Stored items

※

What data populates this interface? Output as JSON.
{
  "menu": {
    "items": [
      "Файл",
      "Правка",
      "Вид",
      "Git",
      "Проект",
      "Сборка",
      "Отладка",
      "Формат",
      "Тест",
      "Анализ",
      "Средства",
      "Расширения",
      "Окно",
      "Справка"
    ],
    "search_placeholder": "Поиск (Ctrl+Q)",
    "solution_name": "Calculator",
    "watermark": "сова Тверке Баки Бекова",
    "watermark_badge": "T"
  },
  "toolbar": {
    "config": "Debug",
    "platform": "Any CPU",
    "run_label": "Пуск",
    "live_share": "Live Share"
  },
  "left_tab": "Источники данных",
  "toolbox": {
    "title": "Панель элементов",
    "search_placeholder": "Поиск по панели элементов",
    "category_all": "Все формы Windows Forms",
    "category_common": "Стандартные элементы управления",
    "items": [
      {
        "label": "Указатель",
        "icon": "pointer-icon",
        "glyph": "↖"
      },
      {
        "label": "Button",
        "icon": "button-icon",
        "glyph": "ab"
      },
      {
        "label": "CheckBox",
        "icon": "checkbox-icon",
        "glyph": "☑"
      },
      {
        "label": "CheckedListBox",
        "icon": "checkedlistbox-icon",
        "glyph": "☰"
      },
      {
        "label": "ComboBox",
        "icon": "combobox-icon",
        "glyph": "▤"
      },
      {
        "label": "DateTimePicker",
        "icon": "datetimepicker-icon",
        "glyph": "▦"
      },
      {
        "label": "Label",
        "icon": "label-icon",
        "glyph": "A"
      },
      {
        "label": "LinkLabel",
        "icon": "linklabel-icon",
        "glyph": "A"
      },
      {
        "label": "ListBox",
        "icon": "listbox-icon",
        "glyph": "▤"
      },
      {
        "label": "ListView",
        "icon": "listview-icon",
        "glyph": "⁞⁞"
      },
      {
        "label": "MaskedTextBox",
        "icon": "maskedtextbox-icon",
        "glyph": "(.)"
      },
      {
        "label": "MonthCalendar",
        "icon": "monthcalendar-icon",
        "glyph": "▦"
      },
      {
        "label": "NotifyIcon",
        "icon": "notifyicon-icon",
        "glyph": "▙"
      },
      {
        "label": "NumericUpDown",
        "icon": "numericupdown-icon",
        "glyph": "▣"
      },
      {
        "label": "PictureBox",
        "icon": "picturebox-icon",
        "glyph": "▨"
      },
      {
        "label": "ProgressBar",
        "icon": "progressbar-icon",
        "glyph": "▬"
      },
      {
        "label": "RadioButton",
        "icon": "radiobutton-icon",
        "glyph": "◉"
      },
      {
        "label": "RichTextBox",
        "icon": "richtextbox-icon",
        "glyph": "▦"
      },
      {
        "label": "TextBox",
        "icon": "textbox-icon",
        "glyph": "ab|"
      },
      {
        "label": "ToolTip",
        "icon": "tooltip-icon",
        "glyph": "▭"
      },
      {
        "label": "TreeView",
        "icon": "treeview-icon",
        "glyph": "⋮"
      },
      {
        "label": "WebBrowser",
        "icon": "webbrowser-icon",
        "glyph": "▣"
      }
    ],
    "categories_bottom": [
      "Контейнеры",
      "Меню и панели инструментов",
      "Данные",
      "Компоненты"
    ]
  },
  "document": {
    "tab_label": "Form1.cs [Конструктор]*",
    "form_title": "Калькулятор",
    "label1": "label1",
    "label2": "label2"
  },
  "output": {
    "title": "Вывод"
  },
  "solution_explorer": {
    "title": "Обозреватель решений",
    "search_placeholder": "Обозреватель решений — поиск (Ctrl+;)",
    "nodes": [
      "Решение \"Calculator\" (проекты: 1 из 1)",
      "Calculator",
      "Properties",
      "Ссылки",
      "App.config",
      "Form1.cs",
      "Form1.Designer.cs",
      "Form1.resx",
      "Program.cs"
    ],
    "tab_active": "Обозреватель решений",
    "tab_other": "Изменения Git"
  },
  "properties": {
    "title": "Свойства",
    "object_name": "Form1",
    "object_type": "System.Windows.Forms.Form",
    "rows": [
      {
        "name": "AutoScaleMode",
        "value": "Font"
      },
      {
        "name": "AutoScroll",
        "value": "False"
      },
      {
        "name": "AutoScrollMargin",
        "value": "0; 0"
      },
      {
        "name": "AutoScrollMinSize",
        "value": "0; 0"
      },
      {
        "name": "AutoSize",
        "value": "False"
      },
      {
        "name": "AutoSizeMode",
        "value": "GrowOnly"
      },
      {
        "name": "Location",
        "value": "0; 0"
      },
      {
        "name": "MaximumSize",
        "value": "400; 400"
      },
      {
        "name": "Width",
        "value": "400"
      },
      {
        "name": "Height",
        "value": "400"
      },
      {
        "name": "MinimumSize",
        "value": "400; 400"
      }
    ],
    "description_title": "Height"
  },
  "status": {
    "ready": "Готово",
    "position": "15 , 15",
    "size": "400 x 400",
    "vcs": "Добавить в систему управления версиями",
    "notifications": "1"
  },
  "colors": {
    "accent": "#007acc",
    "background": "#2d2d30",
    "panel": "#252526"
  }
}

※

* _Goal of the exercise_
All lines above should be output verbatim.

* _Written answer_
What data populates this interface? Output as JSON.
{
  "menu": {
    "items": [
      "Файл",
      "Правка",
      "Вид",
      "Git",
      "Проект",
      "Сборка",
      "Отладка",
      "Формат",
      "Тест",
      "Анализ",
      "Средства",
      "Расширения",
      "Окно",
      "Справка"
    ],
    "search_placeholder": "Поиск (Ctrl+Q)",
    "solution_name": "Calculator",
    "watermark": "сова Тверке Баки Бекова",
    "watermark_badge": "T"
  },
  "toolbar": {
    "config": "Debug",
    "platform": "Any CPU",
    "run_label": "Пуск",
    "live_share": "Live Share"
  },
  "left_tab": "Источники данных",
  "toolbox": {
    "title": "Панель элементов",
    "search_placeholder": "Поиск по панели элементов",
    "category_all": "Все формы Windows Forms",
    "category_common": "Стандартные элементы управления",
    "items": [
      {
        "label": "Указатель",
        "icon": "pointer-icon",
        "glyph": "↖"
      },
      {
        "label": "Button",
        "icon": "button-icon",
        "glyph": "ab"
      },
      {
        "label": "CheckBox",
        "icon": "checkbox-icon",
        "glyph": "☑"
      },
      {
        "label": "CheckedListBox",
        "icon": "checkedlistbox-icon",
        "glyph": "☰"
      },
      {
        "label": "ComboBox",
        "icon": "combobox-icon",
        "glyph": "▤"
      },
      {
        "label": "DateTimePicker",
        "icon": "datetimepicker-icon",
        "glyph": "▦"
      },
      {
        "label": "Label",
        "icon": "label-icon",
        "glyph": "A"
      },
      {
        "label": "LinkLabel",
        "icon": "linklabel-icon",
        "glyph": "A"
      },
      {
        "label": "ListBox",
        "icon": "listbox-icon",
        "glyph": "▤"
      },
      {
        "label": "ListView",
        "icon": "listview-icon",
        "glyph": "⁞⁞"
      },
      {
        "label": "MaskedTextBox",
        "icon": "maskedtextbox-icon",
        "glyph": "(.)"
      },
      {
        "label": "MonthCalendar",
        "icon": "monthcalendar-icon",
        "glyph": "▦"
      },
      {
        "label": "NotifyIcon",
        "icon": "notifyicon-icon",
        "glyph": "▙"
      },
      {
        "label": "NumericUpDown",
        "icon": "numericupdown-icon",
        "glyph": "▣"
      },
      {
        "label": "PictureBox",
        "icon": "picturebox-icon",
        "glyph": "▨"
      },
      {
        "label": "ProgressBar",
        "icon": "progressbar-icon",
        "glyph": "▬"
      },
      {
        "label": "RadioButton",
        "icon": "radiobutton-icon",
        "glyph": "◉"
      },
      {
        "label": "RichTextBox",
        "icon": "richtextbox-icon",
        "glyph": "▦"
      },
      {
        "label": "TextBox",
        "icon": "textbox-icon",
        "glyph": "ab|"
      },
      {
        "label": "ToolTip",
        "icon": "tooltip-icon",
        "glyph": "▭"
      },
      {
        "label": "TreeView",
        "icon": "treeview-icon",
        "glyph": "⋮"
      },
      {
        "label": "WebBrowser",
        "icon": "webbrowser-icon",
        "glyph": "▣"
      }
    ],
    "categories_bottom": [
      "Контейнеры",
      "Меню и панели инструментов",
      "Данные",
      "Компоненты"
    ]
  },
  "document": {
    "tab_label": "Form1.cs [Конструктор]*",
    "form_title": "Калькулятор",
    "label1": "label1",
    "label2": "label2"
  },
  "output": {
    "title": "Вывод"
  },
  "solution_explorer": {
    "title": "Обозреватель решений",
    "search_placeholder": "Обозреватель решений — поиск (Ctrl+;)",
    "nodes": [
      "Решение \"Calculator\" (проекты: 1 из 1)",
      "Calculator",
      "Properties",
      "Ссылки",
      "App.config",
      "Form1.cs",
      "Form1.Designer.cs",
      "Form1.resx",
      "Program.cs"
    ],
    "tab_active": "Обозреватель решений",
    "tab_other": "Изменения Git"
  },
  "properties": {
    "title": "Свойства",
    "object_name": "Form1",
    "object_type": "System.Windows.Forms.Form",
    "rows": [
      {
        "name": "AutoScaleMode",
        "value": "Font"
      },
      {
        "name": "AutoScroll",
        "value": "False"
      },
      {
        "name": "AutoScrollMargin",
        "value": "0; 0"
      },
      {
        "name": "AutoScrollMinSize",
        "value": "0; 0"
      },
      {
        "name": "AutoSize",
        "value": "False"
      },
      {
        "name": "AutoSizeMode",
        "value": "GrowOnly"
      },
      {
        "name": "Location",
        "value": "0; 0"
      },
      {
        "name": "MaximumSize",
        "value": "400; 400"
      },
      {
        "name": "Width",
        "value": "400"
      },
      {
        "name": "Height",
        "value": "400"
      },
      {
        "name": "MinimumSize",
        "value": "400; 400"
      }
    ],
    "description_title": "Height"
  },
  "status": {
    "ready": "Готово",
    "position": "15 , 15",
    "size": "400 x 400",
    "vcs": "Добавить в систему управления версиями",
    "notifications": "1"
  },
  "colors": {
    "accent": "#007acc",
    "background": "#2d2d30",
    "panel": "#252526"
  }
}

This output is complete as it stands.